An improving outlook for government finances is also helping the nation’s equities. Canada Finance Minister Jim Flaherty’s latest budget projects almost C$45 billion in surpluses over four years beginning in 2015, giving Prime Minister Stephen Harper cash to potentially stimulate the economy through increased spending and tax cuts. The budget, presented Feb. 12, forecasts a budget surplus of C$6.4 billion in 2015, following seven straight deficits as the nation weathered a global recession and economic downturn.
Canadian stocks have gained this year as companies posted fourth-quarter earnings that exceeded analyst projections by 110 percent, data compiled by Bloomberg on the 77 corporations that have reported so far show.
Encana, the nation’s largest natural gas producer, has rallied 8 percent this year, almost three times the S&P/TSX’s gain. The Calgary-based company reported quarterly earnings that beat analysts as it raised oil and liquids output.
OceanaGold is up 111 percent since the Canadian market began rebounding from its 2013 low on June 24. Third-quarter earnings for the Australian producer with mines in New Zealand and the Philippines exceeded analyst forecasts, the company said in October. It’s scheduled to report fourth-quarter results on Feb. 20, with analysts predicting a 31 percent increase.
Shares of Valeant Pharmaceuticals International Inc. doubled last year as Canada’s largest drugmaker made more than $9 billion in acquisitions. The stock climbed 13 percent on May 24, the day a person familiar with the negotiations said it was close to buying Bausch & Lomb. The stock is up another 25 percent in 2014.
The global economy will grow 3.7 percent this year, up from an October estimate of 3.6 percent, the IMF said in revisions to its World Economic Outlook released in Washington Jan. 21, citing accelerating expansions in the U.S. and U.K. Canada will expand 2.3 percent this year, up from 1.8 percent in 2013, according to the median estimate of economists surveyed by Bloomberg.
Canadian stocks haven’t kept up with their American peers for the last three years, data compiled by Bloomberg show. Since the bull market began in March 2009, the S&P 500 has rallied 170 percent, twice the S&P/TSX.
Even with smaller gains, the Canadian equity index is more expensive.

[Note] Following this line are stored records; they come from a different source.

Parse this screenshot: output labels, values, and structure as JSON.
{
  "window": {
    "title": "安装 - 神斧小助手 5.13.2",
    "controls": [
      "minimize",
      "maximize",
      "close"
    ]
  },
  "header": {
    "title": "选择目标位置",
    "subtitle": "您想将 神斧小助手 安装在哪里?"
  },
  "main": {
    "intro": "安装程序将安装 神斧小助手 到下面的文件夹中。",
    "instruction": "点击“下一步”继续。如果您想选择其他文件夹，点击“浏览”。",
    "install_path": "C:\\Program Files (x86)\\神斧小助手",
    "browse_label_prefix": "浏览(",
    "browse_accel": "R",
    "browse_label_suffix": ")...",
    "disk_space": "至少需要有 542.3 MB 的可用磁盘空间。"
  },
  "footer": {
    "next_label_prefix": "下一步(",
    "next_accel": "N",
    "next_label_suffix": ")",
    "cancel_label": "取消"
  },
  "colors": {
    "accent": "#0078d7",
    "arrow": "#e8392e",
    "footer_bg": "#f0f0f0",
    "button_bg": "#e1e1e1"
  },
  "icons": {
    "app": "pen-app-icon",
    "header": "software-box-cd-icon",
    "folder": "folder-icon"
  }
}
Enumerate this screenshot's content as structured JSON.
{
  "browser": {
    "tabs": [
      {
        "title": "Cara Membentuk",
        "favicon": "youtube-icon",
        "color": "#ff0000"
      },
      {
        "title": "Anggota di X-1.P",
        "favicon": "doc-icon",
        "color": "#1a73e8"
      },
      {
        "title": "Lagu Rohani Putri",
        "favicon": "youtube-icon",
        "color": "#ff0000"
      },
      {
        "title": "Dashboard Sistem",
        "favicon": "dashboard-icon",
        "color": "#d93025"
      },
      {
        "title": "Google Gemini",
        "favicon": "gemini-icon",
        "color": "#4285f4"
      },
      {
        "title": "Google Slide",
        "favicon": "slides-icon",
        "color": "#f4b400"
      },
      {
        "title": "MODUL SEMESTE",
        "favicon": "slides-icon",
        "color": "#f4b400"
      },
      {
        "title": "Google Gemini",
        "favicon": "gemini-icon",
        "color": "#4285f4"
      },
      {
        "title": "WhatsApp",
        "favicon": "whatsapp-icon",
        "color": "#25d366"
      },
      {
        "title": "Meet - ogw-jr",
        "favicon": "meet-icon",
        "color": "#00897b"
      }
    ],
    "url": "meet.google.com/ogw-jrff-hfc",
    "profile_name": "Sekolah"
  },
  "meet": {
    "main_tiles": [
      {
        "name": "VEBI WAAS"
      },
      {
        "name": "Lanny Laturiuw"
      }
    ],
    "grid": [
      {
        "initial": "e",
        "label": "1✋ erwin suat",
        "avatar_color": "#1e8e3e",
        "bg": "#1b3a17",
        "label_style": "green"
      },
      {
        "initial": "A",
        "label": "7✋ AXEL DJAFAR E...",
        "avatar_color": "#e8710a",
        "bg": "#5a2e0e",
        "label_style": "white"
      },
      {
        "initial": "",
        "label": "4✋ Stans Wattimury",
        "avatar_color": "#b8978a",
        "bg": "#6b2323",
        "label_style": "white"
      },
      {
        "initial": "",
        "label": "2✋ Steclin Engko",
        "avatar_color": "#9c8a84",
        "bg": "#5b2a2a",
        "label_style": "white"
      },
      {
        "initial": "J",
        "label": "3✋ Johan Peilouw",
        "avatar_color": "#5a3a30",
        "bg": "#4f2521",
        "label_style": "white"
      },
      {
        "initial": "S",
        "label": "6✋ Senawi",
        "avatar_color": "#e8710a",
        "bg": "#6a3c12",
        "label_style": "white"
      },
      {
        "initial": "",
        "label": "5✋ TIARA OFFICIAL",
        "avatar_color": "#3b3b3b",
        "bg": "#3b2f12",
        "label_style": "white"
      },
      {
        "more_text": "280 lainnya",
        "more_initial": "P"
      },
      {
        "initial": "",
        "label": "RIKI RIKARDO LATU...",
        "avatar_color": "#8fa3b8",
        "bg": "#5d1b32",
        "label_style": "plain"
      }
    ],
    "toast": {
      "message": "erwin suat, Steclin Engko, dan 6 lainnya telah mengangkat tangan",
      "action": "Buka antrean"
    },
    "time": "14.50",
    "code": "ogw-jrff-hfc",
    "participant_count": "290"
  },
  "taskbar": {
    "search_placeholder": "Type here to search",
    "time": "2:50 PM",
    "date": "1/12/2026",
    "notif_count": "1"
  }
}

It trades at 18.6 times reported earnings, 9.8 percent more than the S&P 500’s multiple of less than 17. The spread between the countries’ valuations has surged since June, reaching the widest since October 2011 earlier this month.
Strategists estimate the S&P/TSX, which had the 30th worst 2013 return of 94 country indexes priced in U.S. dollars, will fail to surpass the S&P 500 again this year. They forecast the index will climb 3.5 percent to 14,104 for all of 2014, according to the average of six forecasts compiled by Bloomberg. That compares with an average projection for the U.S. equity index to rally 5.8 percent during the year.

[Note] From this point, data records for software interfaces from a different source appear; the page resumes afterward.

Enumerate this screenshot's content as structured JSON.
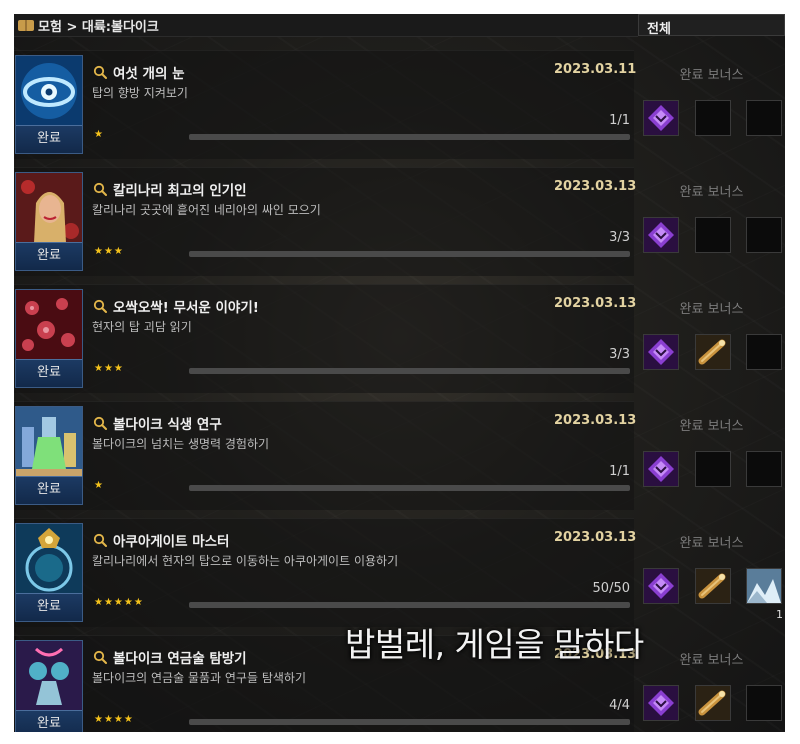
{
  "header": {
    "breadcrumb": "모험 > 대륙:볼다이크",
    "filter_value": "전체",
    "book_icon": "book-icon"
  },
  "bonus_label": "완료 보너스",
  "status_label": "완료",
  "achievements": [
    {
      "title": "여섯 개의 눈",
      "description": "탑의 향방 지켜보기",
      "date": "2023.03.11",
      "progress_text": "1/1",
      "progress": 1.0,
      "stars": "★",
      "thumbnail": "eye-artwork",
      "rewards": [
        "purple-emblem-icon",
        "empty",
        "empty"
      ],
      "reward_qty": [
        "",
        "",
        ""
      ]
    },
    {
      "title": "칼리나리 최고의 인기인",
      "description": "칼리나리 곳곳에 흩어진 네리아의 싸인 모으기",
      "date": "2023.03.13",
      "progress_text": "3/3",
      "progress": 1.0,
      "stars": "★★★",
      "thumbnail": "woman-portrait-artwork",
      "rewards": [
        "purple-emblem-icon",
        "empty",
        "empty"
      ],
      "reward_qty": [
        "",
        "",
        ""
      ]
    },
    {
      "title": "오싹오싹! 무서운 이야기!",
      "description": "현자의 탑 괴담 읽기",
      "date": "2023.03.13",
      "progress_text": "3/3",
      "progress": 1.0,
      "stars": "★★★",
      "thumbnail": "red-hands-artwork",
      "rewards": [
        "purple-emblem-icon",
        "telescope-icon",
        "empty"
      ],
      "reward_qty": [
        "",
        "",
        ""
      ]
    },
    {
      "title": "볼다이크 식생 연구",
      "description": "볼다이크의 넘치는 생명력 경험하기",
      "date": "2023.03.13",
      "progress_text": "1/1",
      "progress": 1.0,
      "stars": "★",
      "thumbnail": "potion-artwork",
      "rewards": [
        "purple-emblem-icon",
        "empty",
        "empty"
      ],
      "reward_qty": [
        "",
        "",
        ""
      ]
    },
    {
      "title": "아쿠아게이트 마스터",
      "description": "칼리나리에서 현자의 탑으로 이동하는 아쿠아게이트 이용하기",
      "date": "2023.03.13",
      "progress_text": "50/50",
      "progress": 1.0,
      "stars": "★★★★★",
      "thumbnail": "gate-artwork",
      "rewards": [
        "purple-emblem-icon",
        "telescope-icon",
        "ice-landscape-icon"
      ],
      "reward_qty": [
        "",
        "",
        "1"
      ]
    },
    {
      "title": "볼다이크 연금술 탐방기",
      "description": "볼다이크의 연금술 물품과 연구들 탐색하기",
      "date": "2023.03.13",
      "progress_text": "4/4",
      "progress": 1.0,
      "stars": "★★★★",
      "thumbnail": "alchemy-artwork",
      "rewards": [
        "purple-emblem-icon",
        "telescope-icon",
        "empty"
      ],
      "reward_qty": [
        "",
        "",
        ""
      ]
    }
  ],
  "watermark": "밥벌레, 게임을 말하다",
  "colors": {
    "date": "#e3d3a2",
    "star": "#f4c21b",
    "status_bg": "#1c3a63",
    "emblem": "#8a3fd1"
  }
}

“Investors tend to extrapolate the most recent trend onto the current and future trend, and that’s the real problem with looking at the Canadian market right now,” Brian Belski, BMO Capital Markets Corp. chief investment strategist, said by phone Jan. 23. “You need to see earnings growth come in.”
Belski is calling for the S&P/TSX to fall to 13,575 this year.
The S&P/TSX will be able to keep climbing so long as the U.S. continues to expand faster and China keeps up its pace of growth, said Matt Skipp, chief investment officer with Sw8 Asset Management Inc. in Toronto. The U.S., the world’s largest economy, will grow 2.9 percent this year, up from a forecast of 2.6 percent in January, economist estimates compiled by Bloomberg show. The Chinese economy will expand 7.4 percent in 2014 after a 7.7 percent growth in gross domestic product last year, estimates show.
“Canada is heavily dependent on China and the United States,” Skipp, whose firm manages about C$40 million, said in a Jan. 21 phone interview from Toronto. “For this rally to continue, there has to be a real economic recovery in the United States and some kind of market for commodities, globally.”